D’Amour’s characters are what some might call the “real” New Orleans—the strippers and prostitutes, hustlers and odd-jobbers, bartenders and barflies who might work serving French Quarter tourists but make their home here at the Hummingbird Motel, except for those weeks they can’t afford their rooms; they’ve never been to Jazz Fest as paying customers but will allow they might have delivered Porta-Potties there once.
The play takes place over the course of one long day and night—the day of community matriarch Miss Ruby’s “living funeral.” With her passing imminent, the former burlesque queen wants her life celebrated while she can hear it.
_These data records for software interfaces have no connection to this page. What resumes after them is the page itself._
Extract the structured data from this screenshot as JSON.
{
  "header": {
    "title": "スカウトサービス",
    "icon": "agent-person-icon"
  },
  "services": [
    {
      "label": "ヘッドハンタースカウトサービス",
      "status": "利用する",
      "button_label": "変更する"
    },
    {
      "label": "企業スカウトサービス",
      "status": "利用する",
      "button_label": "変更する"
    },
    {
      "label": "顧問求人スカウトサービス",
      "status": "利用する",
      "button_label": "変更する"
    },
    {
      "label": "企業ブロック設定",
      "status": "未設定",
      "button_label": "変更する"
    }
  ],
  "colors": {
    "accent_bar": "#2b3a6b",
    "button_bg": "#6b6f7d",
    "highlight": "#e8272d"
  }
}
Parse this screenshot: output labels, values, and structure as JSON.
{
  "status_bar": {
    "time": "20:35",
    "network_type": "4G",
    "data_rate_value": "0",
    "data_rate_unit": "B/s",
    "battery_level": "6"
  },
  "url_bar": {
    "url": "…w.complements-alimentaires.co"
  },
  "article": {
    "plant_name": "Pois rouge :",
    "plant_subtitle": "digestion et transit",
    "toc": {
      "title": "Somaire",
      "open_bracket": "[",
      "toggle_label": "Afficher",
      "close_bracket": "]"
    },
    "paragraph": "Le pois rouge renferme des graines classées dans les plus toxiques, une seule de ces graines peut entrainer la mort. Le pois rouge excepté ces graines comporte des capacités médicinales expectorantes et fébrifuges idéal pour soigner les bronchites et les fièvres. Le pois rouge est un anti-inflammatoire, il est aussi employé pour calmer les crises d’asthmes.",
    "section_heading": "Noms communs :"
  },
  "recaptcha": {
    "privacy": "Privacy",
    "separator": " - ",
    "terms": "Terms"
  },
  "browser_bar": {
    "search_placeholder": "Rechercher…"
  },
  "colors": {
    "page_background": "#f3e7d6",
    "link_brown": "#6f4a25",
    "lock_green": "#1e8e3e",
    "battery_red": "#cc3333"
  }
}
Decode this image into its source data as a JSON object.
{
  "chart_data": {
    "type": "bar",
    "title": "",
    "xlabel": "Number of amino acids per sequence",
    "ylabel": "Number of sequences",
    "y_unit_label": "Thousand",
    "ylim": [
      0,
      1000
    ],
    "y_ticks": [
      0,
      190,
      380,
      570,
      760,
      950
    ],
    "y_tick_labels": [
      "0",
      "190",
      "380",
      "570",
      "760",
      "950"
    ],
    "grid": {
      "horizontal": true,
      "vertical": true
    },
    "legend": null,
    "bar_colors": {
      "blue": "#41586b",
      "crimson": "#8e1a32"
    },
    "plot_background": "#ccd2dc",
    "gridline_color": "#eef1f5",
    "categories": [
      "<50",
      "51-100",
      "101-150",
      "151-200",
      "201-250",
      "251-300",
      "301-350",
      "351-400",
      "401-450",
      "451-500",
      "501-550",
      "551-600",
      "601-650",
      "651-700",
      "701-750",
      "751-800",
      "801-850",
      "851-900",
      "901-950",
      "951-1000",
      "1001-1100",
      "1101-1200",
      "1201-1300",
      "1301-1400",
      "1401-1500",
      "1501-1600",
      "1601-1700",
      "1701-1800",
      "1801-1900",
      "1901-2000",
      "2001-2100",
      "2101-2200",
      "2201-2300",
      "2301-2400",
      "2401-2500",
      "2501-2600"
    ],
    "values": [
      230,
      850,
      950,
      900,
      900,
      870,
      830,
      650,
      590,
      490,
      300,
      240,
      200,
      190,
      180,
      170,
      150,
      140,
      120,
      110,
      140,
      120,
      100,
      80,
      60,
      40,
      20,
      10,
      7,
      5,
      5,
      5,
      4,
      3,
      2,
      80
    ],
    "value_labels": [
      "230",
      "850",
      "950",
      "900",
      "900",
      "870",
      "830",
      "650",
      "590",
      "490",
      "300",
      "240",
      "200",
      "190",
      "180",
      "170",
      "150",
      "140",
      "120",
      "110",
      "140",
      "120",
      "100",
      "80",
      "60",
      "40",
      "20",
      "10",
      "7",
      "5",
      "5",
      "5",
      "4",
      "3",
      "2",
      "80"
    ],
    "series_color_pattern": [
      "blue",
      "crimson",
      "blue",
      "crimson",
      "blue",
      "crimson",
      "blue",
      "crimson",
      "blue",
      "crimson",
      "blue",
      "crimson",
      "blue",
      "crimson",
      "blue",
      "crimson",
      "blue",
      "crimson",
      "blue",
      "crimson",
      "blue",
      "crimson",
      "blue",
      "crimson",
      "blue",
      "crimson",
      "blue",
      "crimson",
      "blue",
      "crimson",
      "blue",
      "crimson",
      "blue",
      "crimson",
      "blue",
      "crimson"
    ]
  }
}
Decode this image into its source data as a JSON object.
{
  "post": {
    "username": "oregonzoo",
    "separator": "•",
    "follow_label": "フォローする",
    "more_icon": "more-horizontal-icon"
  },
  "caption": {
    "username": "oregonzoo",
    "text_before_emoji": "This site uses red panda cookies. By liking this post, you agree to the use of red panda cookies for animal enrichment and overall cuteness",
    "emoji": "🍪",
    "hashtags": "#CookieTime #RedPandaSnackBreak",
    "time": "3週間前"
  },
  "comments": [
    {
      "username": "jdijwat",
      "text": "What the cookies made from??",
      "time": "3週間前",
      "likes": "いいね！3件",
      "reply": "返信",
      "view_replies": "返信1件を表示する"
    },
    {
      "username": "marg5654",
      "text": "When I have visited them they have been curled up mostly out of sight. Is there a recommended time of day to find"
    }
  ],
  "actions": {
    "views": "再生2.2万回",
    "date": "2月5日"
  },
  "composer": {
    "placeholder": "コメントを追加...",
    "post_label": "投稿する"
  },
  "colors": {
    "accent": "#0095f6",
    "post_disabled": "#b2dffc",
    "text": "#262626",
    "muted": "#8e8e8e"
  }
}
One of those returning for the party is “Bait Boy” (Stephen Louis Grush), a former legend-in-his-own-mind as a karaoke host, now living with the veneer of respectability with a rich older wife in Atlanta and asking to be called Greg, please. His arrival stirs a shock in Krista (the marvelous Caroline Neff), a struggling stripper who had a six-year, by all accounts toxic relationship with Bait Boy. He brings in tow his 16-year-old stepdaughter, Zoe (Carolyn Braver), who wants to interview everyone for her sociology project.
Wayne (Scott Jaeck), the motel’s on-site manager, clearly carries a torch for Tanya (Kate Buddeke), the warm but unsteady organizer of the proceedings, who works as a prostitute from her room upstairs. The group’s conscience is gender-nonconforming, self-professed “super tranny” Sissy Na Na (a mesmerizing, magnetic K. Todd Freeman).
Director Joe Mantello’s production, which will move to Broadway via Manhattan Theatre Club in the spring, packs the stage with bodies; there are 15 official cast members, but when the party’s in full swing, nine actors officially credited as understudies make it onstage. It might be slightly too many, actually, with Tim Edward Rhoze’s handyman Terry and Gordon Joseph Weiss’s philosophizing hippie also in the main-character mix.
These are all deeply recognizable, empathetic performances, and Mantello manages our focus with great skill, but it’s hard to fully invest in the characters in the slow-burning first act. D’Amour often has two or three conversations overlapping, and it can feel like you’re missing information. Airline Highway can seem a bit clogged with traffic, but as an exploration of chosen families stocked with expert performances, it’s a road worth traveling.
Steppenwolf Theatre Company. By Lisa D’Amour. Directed by Joe Mantello. With ensemble cast. Running time: 2hrs 15mins; one intermission.